Brief: Where does the word "JSON" appear in the entries below? Copy each line that holds it.
--- Data records ---
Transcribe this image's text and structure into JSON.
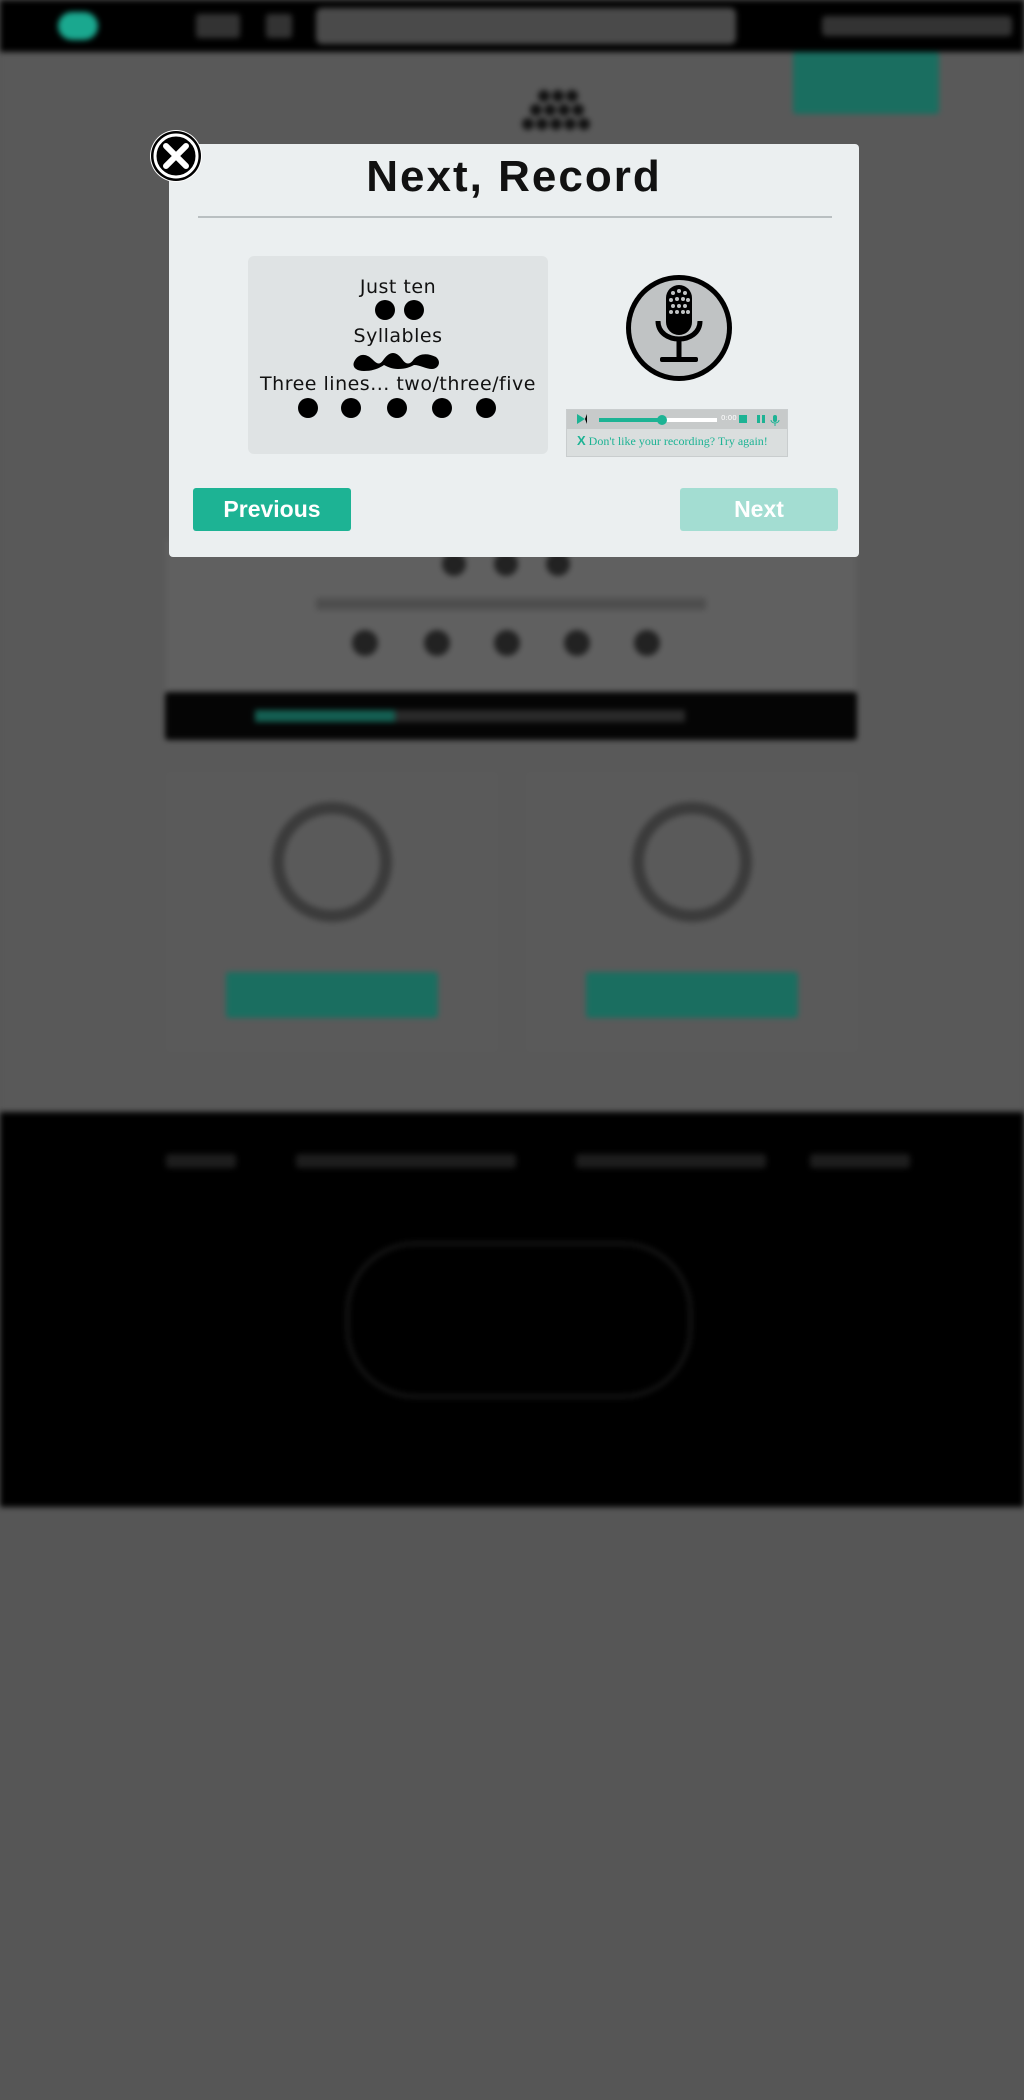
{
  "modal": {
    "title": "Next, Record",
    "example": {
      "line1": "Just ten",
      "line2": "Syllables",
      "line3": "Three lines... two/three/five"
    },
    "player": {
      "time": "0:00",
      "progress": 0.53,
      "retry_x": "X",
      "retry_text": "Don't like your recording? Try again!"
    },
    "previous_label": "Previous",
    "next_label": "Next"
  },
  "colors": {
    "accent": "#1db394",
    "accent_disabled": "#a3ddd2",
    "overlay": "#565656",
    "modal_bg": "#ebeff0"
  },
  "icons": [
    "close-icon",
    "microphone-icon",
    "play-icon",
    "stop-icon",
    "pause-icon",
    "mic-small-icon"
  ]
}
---
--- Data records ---
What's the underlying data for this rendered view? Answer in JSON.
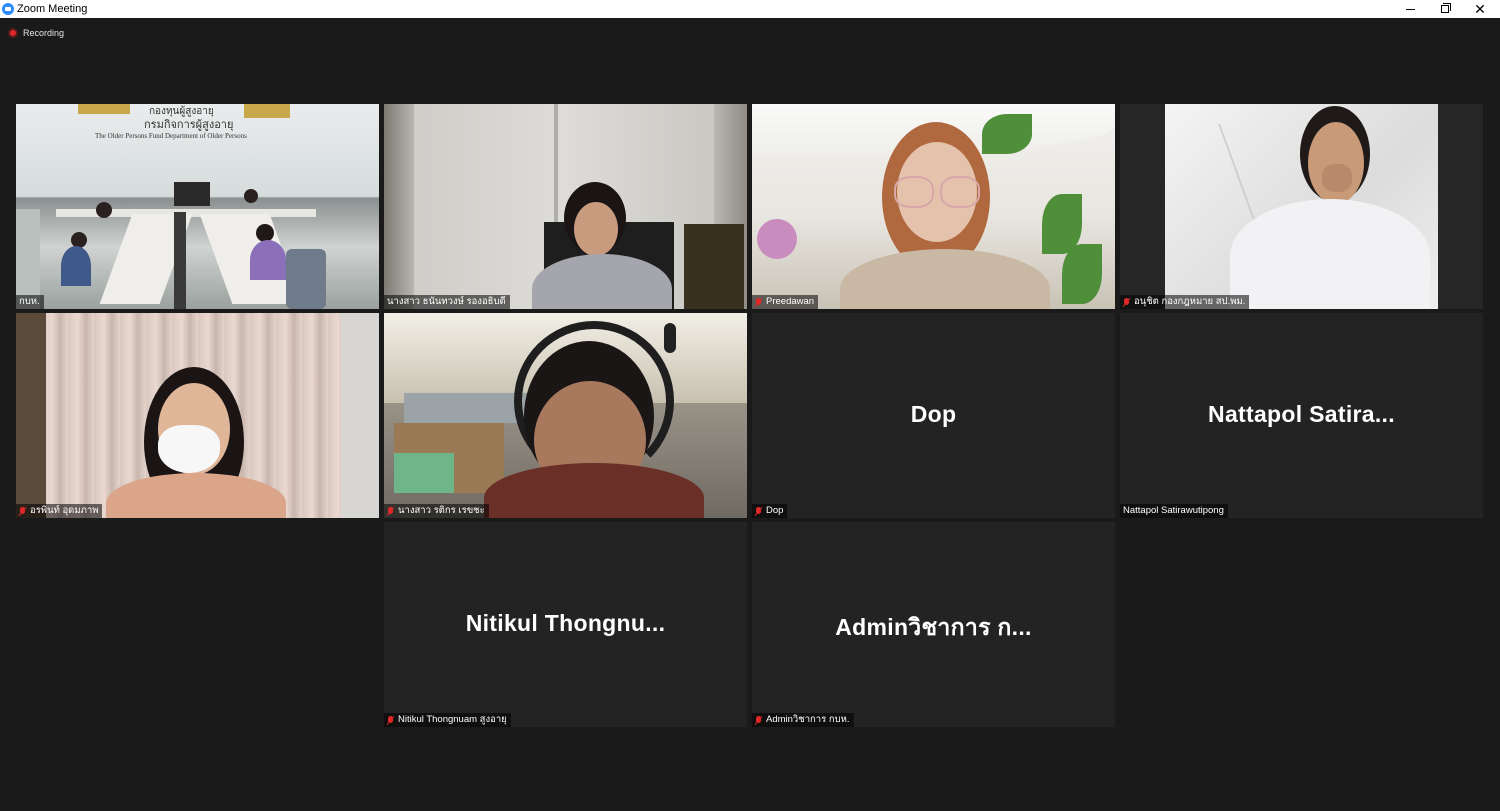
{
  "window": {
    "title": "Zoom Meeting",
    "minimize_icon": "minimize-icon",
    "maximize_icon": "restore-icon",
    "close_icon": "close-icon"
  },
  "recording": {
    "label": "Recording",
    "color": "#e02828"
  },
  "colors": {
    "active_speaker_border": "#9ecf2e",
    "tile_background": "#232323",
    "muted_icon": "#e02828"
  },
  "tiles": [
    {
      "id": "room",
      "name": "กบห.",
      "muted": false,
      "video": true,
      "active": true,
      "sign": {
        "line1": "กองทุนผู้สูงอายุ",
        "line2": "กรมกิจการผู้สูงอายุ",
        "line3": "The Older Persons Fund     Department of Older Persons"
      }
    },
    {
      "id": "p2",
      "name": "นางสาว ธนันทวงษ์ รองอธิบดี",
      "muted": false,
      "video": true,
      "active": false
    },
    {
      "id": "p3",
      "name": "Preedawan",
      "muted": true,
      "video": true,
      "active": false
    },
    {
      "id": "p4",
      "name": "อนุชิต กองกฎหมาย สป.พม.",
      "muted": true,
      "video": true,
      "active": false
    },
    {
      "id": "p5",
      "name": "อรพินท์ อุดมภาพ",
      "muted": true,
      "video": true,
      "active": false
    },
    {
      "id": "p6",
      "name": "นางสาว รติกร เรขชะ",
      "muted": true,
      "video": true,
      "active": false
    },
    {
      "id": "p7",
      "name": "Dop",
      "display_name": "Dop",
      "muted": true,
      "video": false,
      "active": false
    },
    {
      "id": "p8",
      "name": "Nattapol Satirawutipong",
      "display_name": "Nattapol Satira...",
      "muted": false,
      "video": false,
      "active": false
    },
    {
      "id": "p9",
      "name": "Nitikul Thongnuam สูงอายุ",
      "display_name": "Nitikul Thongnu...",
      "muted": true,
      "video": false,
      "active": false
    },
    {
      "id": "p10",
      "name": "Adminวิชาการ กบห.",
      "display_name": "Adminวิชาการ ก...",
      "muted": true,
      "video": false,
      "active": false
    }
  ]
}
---
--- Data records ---
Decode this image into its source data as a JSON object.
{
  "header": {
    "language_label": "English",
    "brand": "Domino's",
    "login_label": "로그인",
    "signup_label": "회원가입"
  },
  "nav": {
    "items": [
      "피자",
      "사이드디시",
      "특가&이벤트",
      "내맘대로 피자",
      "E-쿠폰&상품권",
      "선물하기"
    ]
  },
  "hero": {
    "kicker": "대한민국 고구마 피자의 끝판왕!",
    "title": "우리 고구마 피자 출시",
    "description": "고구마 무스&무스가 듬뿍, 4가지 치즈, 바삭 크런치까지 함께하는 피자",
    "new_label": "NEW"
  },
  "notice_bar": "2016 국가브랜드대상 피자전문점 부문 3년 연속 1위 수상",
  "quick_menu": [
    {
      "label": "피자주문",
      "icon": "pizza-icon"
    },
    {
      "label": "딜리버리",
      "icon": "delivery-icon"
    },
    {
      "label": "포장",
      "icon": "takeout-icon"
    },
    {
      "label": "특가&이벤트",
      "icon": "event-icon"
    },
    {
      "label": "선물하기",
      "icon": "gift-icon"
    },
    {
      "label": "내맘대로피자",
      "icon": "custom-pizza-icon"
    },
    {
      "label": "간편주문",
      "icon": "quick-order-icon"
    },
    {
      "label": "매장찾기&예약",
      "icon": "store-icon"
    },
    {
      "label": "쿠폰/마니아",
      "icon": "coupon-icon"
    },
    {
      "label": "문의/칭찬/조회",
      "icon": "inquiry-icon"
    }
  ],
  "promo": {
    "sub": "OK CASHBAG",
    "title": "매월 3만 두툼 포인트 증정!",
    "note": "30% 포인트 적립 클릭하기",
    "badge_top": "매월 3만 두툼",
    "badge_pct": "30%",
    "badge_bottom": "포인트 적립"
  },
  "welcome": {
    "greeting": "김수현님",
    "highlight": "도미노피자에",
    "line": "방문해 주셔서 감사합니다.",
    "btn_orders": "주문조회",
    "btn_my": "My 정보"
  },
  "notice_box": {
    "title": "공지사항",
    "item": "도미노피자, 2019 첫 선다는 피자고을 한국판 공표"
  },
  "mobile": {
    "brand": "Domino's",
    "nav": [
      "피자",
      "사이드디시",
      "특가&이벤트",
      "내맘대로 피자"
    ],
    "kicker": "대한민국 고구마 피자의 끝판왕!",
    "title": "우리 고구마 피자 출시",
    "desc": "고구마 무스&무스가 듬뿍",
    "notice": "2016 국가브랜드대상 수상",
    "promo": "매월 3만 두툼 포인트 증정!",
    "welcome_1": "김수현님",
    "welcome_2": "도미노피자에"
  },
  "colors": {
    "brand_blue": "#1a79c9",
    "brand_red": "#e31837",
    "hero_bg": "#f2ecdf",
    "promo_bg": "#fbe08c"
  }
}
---
Result of this task:
Transcribe this image's text and structure into JSON.
What's the underlying data for this rendered view? Answer in JSON.
Decode this image into its source data as a JSON object.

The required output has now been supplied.